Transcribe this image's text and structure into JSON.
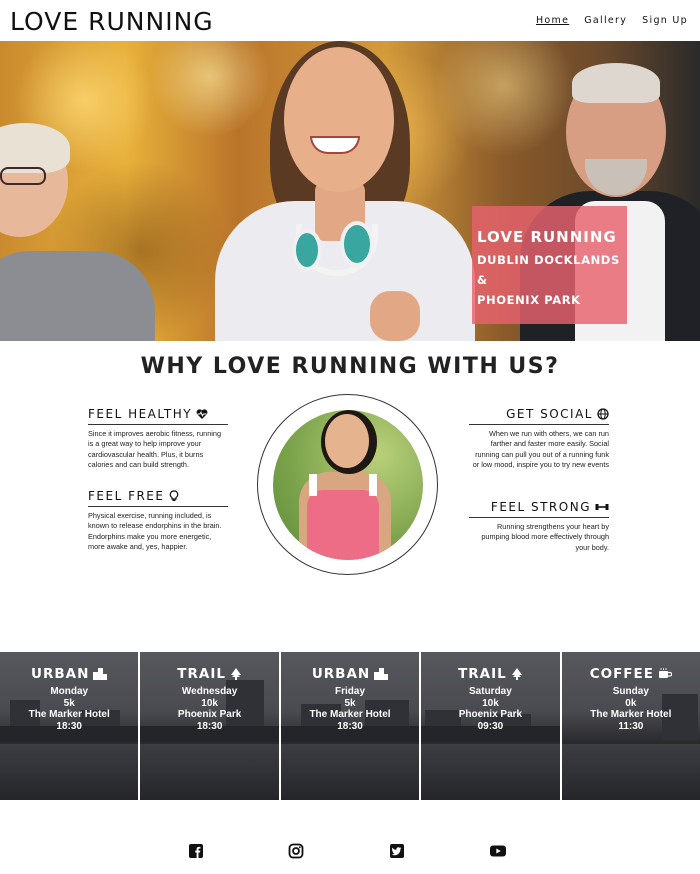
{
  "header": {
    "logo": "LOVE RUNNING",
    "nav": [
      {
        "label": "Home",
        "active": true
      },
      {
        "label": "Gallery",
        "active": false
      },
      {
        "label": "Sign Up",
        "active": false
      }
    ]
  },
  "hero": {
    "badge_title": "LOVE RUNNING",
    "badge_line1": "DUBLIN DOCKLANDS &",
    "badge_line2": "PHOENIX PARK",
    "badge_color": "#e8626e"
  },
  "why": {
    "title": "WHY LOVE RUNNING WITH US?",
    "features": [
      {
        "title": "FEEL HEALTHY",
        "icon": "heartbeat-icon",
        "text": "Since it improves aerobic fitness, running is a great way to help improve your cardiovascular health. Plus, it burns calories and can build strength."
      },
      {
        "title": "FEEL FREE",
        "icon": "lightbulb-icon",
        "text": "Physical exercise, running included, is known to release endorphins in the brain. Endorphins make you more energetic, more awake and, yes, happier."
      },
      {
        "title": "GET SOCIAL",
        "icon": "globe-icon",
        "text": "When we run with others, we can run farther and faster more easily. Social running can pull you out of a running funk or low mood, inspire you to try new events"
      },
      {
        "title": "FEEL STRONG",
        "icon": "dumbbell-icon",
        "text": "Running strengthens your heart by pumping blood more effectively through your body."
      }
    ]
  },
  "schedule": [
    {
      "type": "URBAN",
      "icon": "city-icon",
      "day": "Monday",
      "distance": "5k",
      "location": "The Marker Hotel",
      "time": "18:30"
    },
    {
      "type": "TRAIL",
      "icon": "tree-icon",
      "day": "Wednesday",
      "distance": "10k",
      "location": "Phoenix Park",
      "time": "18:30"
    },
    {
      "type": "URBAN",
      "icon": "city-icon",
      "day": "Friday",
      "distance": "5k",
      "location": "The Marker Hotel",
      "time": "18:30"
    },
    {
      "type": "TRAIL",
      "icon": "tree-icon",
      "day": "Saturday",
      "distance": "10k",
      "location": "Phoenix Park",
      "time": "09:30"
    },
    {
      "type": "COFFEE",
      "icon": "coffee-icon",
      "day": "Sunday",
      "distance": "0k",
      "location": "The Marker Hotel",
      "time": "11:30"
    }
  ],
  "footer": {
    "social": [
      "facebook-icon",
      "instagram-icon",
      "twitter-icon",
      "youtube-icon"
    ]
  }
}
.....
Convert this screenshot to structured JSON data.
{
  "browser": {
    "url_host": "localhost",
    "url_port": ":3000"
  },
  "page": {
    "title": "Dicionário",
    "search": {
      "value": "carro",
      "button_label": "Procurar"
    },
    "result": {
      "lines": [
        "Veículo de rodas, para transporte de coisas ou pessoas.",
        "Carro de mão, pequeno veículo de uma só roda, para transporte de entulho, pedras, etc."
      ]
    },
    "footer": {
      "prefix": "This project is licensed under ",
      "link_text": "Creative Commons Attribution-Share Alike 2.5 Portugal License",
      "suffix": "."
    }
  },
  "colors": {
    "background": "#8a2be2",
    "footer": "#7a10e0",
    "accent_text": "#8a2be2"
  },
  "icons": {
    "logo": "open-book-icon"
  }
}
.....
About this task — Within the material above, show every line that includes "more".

Answer box —
        "text": "Physical exercise, running included, is known to release endorphins in the brain. Endorphins make you more energetic, more awake and, yes, happier."
        "text": "When we run with others, we can run farther and faster more easily. Social running can pull you out of a running funk or low mood, inspire you to try new events"
        "text": "Running strengthens your heart by pumping blood more effectively through your body."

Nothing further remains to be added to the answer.